** Entries provided follows **

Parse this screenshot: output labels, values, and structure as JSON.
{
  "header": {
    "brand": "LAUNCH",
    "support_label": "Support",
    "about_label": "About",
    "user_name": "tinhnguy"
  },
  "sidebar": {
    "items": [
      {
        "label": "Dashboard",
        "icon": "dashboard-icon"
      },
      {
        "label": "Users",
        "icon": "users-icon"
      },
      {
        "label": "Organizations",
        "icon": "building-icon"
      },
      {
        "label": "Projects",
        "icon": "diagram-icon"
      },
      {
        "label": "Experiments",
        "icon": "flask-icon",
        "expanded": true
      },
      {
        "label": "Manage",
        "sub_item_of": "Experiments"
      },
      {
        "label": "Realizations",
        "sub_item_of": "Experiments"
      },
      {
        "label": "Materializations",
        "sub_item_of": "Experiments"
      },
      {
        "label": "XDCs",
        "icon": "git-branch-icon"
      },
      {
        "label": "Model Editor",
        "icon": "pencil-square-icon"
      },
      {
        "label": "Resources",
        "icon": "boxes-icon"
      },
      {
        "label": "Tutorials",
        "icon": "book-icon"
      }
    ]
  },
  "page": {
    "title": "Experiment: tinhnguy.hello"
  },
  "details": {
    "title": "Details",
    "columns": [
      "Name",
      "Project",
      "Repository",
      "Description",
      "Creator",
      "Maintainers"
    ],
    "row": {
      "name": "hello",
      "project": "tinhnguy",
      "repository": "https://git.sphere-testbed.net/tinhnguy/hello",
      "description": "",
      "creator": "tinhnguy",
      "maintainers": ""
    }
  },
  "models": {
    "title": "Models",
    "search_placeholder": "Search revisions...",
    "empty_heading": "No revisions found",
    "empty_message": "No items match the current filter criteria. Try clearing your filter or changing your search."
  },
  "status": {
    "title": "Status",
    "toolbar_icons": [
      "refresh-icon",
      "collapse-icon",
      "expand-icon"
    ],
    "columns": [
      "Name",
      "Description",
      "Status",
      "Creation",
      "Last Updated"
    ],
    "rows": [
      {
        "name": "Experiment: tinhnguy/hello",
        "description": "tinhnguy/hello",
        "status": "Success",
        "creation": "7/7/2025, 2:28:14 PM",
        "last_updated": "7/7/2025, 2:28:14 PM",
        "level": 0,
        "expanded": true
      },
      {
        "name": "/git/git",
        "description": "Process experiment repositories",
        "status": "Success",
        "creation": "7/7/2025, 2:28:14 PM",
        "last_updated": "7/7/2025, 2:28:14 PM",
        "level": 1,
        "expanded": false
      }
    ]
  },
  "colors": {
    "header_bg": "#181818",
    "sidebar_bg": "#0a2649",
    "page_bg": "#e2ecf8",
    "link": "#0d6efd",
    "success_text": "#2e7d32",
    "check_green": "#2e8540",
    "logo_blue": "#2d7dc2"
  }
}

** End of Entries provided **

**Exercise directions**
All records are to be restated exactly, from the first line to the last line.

**Solved problem**
Parse this screenshot: output labels, values, and structure as JSON.
{
  "header": {
    "brand": "LAUNCH",
    "support_label": "Support",
    "about_label": "About",
    "user_name": "tinhnguy"
  },
  "sidebar": {
    "items": [
      {
        "label": "Dashboard",
        "icon": "dashboard-icon"
      },
      {
        "label": "Users",
        "icon": "users-icon"
      },
      {
        "label": "Organizations",
        "icon": "building-icon"
      },
      {
        "label": "Projects",
        "icon": "diagram-icon"
      },
      {
        "label": "Experiments",
        "icon": "flask-icon",
        "expanded": true
      },
      {
        "label": "Manage",
        "sub_item_of": "Experiments"
      },
      {
        "label": "Realizations",
        "sub_item_of": "Experiments"
      },
      {
        "label": "Materializations",
        "sub_item_of": "Experiments"
      },
      {
        "label": "XDCs",
        "icon": "git-branch-icon"
      },
      {
        "label": "Model Editor",
        "icon": "pencil-square-icon"
      },
      {
        "label": "Resources",
        "icon": "boxes-icon"
      },
      {
        "label": "Tutorials",
        "icon": "book-icon"
      }
    ]
  },
  "page": {
    "title": "Experiment: tinhnguy.hello"
  },
  "details": {
    "title": "Details",
    "columns": [
      "Name",
      "Project",
      "Repository",
      "Description",
      "Creator",
      "Maintainers"
    ],
    "row": {
      "name": "hello",
      "project": "tinhnguy",
      "repository": "https://git.sphere-testbed.net/tinhnguy/hello",
      "description": "",
      "creator": "tinhnguy",
      "maintainers": ""
    }
  },
  "models": {
    "title": "Models",
    "search_placeholder": "Search revisions...",
    "empty_heading": "No revisions found",
    "empty_message": "No items match the current filter criteria. Try clearing your filter or changing your search."
  },
  "status": {
    "title": "Status",
    "toolbar_icons": [
      "refresh-icon",
      "collapse-icon",
      "expand-icon"
    ],
    "columns": [
      "Name",
      "Description",
      "Status",
      "Creation",
      "Last Updated"
    ],
    "rows": [
      {
        "name": "Experiment: tinhnguy/hello",
        "description": "tinhnguy/hello",
        "status": "Success",
        "creation": "7/7/2025, 2:28:14 PM",
        "last_updated": "7/7/2025, 2:28:14 PM",
        "level": 0,
        "expanded": true
      },
      {
        "name": "/git/git",
        "description": "Process experiment repositories",
        "status": "Success",
        "creation": "7/7/2025, 2:28:14 PM",
        "last_updated": "7/7/2025, 2:28:14 PM",
        "level": 1,
        "expanded": false
      }
    ]
  },
  "colors": {
    "header_bg": "#181818",
    "sidebar_bg": "#0a2649",
    "page_bg": "#e2ecf8",
    "link": "#0d6efd",
    "success_text": "#2e7d32",
    "check_green": "#2e8540",
    "logo_blue": "#2d7dc2"
  }
}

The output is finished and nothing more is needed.